◆ Exercise aim ◆
Retype the entries below word for word, leaving none out.

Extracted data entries
%%

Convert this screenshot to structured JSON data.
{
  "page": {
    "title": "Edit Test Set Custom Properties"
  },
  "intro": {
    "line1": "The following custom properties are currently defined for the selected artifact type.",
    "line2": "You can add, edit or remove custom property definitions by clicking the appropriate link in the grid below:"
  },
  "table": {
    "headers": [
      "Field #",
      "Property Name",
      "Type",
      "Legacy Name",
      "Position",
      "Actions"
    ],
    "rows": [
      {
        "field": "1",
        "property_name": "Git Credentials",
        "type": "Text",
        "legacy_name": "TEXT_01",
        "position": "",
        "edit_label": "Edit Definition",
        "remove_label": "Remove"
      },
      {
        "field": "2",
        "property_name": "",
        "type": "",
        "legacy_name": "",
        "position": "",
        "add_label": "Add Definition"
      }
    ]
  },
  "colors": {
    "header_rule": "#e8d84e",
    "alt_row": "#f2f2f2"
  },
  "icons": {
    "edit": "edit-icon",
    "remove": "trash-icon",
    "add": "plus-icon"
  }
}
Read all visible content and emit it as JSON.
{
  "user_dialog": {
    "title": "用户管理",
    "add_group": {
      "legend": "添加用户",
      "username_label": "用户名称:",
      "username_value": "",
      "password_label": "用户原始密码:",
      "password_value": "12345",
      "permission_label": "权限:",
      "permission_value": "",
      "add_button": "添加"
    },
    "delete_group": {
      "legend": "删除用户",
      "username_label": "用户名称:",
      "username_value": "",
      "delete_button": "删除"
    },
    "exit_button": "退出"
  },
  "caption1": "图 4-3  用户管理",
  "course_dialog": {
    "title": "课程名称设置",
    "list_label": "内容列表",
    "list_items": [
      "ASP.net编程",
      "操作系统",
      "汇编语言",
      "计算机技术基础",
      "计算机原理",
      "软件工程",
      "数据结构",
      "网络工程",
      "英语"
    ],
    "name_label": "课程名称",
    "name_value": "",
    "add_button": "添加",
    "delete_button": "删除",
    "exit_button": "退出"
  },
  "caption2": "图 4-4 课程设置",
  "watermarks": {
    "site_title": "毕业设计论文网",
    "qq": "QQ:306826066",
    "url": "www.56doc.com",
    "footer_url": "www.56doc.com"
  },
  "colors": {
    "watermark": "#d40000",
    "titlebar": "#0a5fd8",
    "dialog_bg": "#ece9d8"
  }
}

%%

◆ Your response ◆
Convert this screenshot to structured JSON data.
{
  "page": {
    "title": "Edit Test Set Custom Properties"
  },
  "intro": {
    "line1": "The following custom properties are currently defined for the selected artifact type.",
    "line2": "You can add, edit or remove custom property definitions by clicking the appropriate link in the grid below:"
  },
  "table": {
    "headers": [
      "Field #",
      "Property Name",
      "Type",
      "Legacy Name",
      "Position",
      "Actions"
    ],
    "rows": [
      {
        "field": "1",
        "property_name": "Git Credentials",
        "type": "Text",
        "legacy_name": "TEXT_01",
        "position": "",
        "edit_label": "Edit Definition",
        "remove_label": "Remove"
      },
      {
        "field": "2",
        "property_name": "",
        "type": "",
        "legacy_name": "",
        "position": "",
        "add_label": "Add Definition"
      }
    ]
  },
  "colors": {
    "header_rule": "#e8d84e",
    "alt_row": "#f2f2f2"
  },
  "icons": {
    "edit": "edit-icon",
    "remove": "trash-icon",
    "add": "plus-icon"
  }
}
Read all visible content and emit it as JSON.
{
  "user_dialog": {
    "title": "用户管理",
    "add_group": {
      "legend": "添加用户",
      "username_label": "用户名称:",
      "username_value": "",
      "password_label": "用户原始密码:",
      "password_value": "12345",
      "permission_label": "权限:",
      "permission_value": "",
      "add_button": "添加"
    },
    "delete_group": {
      "legend": "删除用户",
      "username_label": "用户名称:",
      "username_value": "",
      "delete_button": "删除"
    },
    "exit_button": "退出"
  },
  "caption1": "图 4-3  用户管理",
  "course_dialog": {
    "title": "课程名称设置",
    "list_label": "内容列表",
    "list_items": [
      "ASP.net编程",
      "操作系统",
      "汇编语言",
      "计算机技术基础",
      "计算机原理",
      "软件工程",
      "数据结构",
      "网络工程",
      "英语"
    ],
    "name_label": "课程名称",
    "name_value": "",
    "add_button": "添加",
    "delete_button": "删除",
    "exit_button": "退出"
  },
  "caption2": "图 4-4 课程设置",
  "watermarks": {
    "site_title": "毕业设计论文网",
    "qq": "QQ:306826066",
    "url": "www.56doc.com",
    "footer_url": "www.56doc.com"
  },
  "colors": {
    "watermark": "#d40000",
    "titlebar": "#0a5fd8",
    "dialog_bg": "#ece9d8"
  }
}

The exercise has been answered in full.